The eLearning approach was initially introduced to follow epidemic safety guidelines. The newer hybrid learning and teaching approach came later as a number of teachers and students were unable to attend face-to-face lessons on campus when we commenced the school year on 1 Septemebr..
Lessons in the hybrid (online plus campus learning) approach are largely similar. In math, for instance, all students may be learning the same place value skill, but with lessons tailored for different groups based on whether they are physically on campus or online.
As explained by Ms Jane Martuneac Kang, “Online students are following a timetable that suits them better than an on-campus schedule.”
Individual considerations take into account student time zones and special time slots for teachers to manage their pupils’ independent work – something that would have been accomplished naturally in a face-to-face format.
These developments are the result of several months of research and testing by our academic staff to improve the student learning experience.
There has been a conspicuous improvement in the delivery of eLearning and hybrid teaching. Students are generally handling the new methods well. Both students and teachers have steadily adapted since February when online learning was introduced.
“For some students it took a lot of time to warm up and talk to people on a screen,” Ms Martuneac Kang recollects. Eventually, they became familiar with functions like switching on the microphone when a teacher called their name or answering questions through the chat box.
There have been several learning and refinement opportunities during this period but there are five key factors that have had a positive effect.
Collaboration and planning: Despite the hurdles, teachers continue to interact and plan lessons together. Teaching teams use platforms such as Zoom and Teams to outline lessons and collaborate on resources.
Professional development: Since the commencement of e-learning, the academic leadership team and teachers have conducted regular workshops to exchange and enhance skills and to leverage functions on e-learning platforms to build engagement.
Lesson availability: For students who may be in different regions, recordings of live lessons are uploaded and saved for student access and feedback. Teachers then respond via Seesaw or Teams.
Specialised teaching: Due to location and time confines, teachers currently in Beijing provided face-to face teaching on campus since the beginning of the semester, and teachers working remotely supported students currently off-campus. This provides flexibility for both teachers and students.
Parental support: With strong support from parents, students have become more comfortable with the online learning approach.
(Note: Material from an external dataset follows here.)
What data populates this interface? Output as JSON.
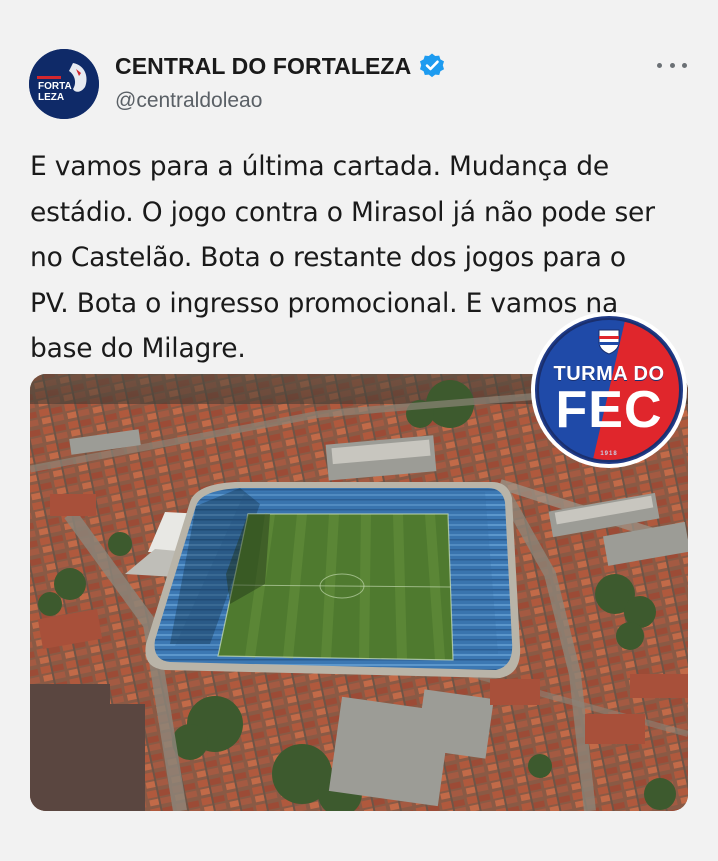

Parents have been proactive with things like printing materials, the creation of comfortable study spaces, and offering much needed moral support.
We look forward to having all our students back on campus soon and continue to ensure we are prepared at all times to switch seamlessly between e-learning and on campus teaching as necessary.